SAN FRANCISCO—Kim Kardashian-West paid a visit to the Castro District in San Francisco on Tuesday, June 30, to attend a public interview for the “Inforum” series hosted by The Commonwealth Club. Hundreds of fans gathered at noon for her 8 p.m. arrival to the Castro Theatre. Tickets were sold out for the 1400-seater venue, and prices ranged from $50-$220. The event publicized her as the woman who “has taken everything that is modern day society – from selfies to self-promotion, to sexuality – embraced it, and monetized it.”

The interview was conducted by former Judge LaDoris Cordell, who was the first African-American female judge in Northern California in 1982. During an hour-long interview session with Cordell, Kardashian-West promoted her selfie-oriented book—Selfish. She spoke candidly about female objectification, her life in the media spotlight, as well as her family, past relationships, body-image perception, and acclimated sense of self-confidence as a pre-teenager.

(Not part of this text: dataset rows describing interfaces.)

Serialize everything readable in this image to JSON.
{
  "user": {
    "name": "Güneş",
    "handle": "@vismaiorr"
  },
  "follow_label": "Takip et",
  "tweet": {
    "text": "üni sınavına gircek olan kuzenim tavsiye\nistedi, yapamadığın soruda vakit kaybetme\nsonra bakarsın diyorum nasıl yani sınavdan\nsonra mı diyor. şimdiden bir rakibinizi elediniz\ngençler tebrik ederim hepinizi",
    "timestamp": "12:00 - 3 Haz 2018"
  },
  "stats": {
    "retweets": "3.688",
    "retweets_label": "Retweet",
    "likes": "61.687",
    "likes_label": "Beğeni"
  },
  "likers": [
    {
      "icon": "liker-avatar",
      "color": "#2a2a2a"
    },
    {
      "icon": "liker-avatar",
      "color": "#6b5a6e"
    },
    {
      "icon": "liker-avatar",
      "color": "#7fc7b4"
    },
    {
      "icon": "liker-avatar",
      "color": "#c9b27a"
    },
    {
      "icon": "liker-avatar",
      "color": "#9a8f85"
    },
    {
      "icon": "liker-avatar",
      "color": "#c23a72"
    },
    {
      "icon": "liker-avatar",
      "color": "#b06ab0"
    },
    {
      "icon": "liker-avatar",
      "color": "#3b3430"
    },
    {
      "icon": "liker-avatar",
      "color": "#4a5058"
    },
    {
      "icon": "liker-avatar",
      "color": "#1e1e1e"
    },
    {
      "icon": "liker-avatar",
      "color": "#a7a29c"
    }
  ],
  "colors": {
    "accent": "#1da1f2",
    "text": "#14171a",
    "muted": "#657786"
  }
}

Throughout the evening, Kim emphasized “doing what makes you comfortable,” despite what the masses may perceive, particularly when asked whether she was a feminist. She also stated that she felt like selfies objectified women, but that it was not necessarily a bad thing, “I think there’s power in that and I think I have the control to put out what I want. So even if I’m objectifying myself, I feel good about it.”

Toward the end of the interview, Cordell asked Kardashian West about Caitlyn Jenner’s recent transition. She stated that she was proud of her journey, and that seeing Caitlyn’s emotional transition had helped her learn to be less judgmental of others. Kardashian West also commended her family, stating that the whole journey has been a family effort.

The reality star attended the event as a part of The Commonwealth Club’s Innovation Lab; past speakers have included, former President Franklin D. Roosevelt, Jack Dorsey, Dan Savage, Dr. Martin Luther King, Jr., Rachel Maddow, and Hillary Clinton. Upcoming speakers will feature panels of Alzheimers researchers, and Peace Corps volunteers who were evacuated during the ebola outbreaks in New Guinea. The series was created to promote public discussions about major issues that face society.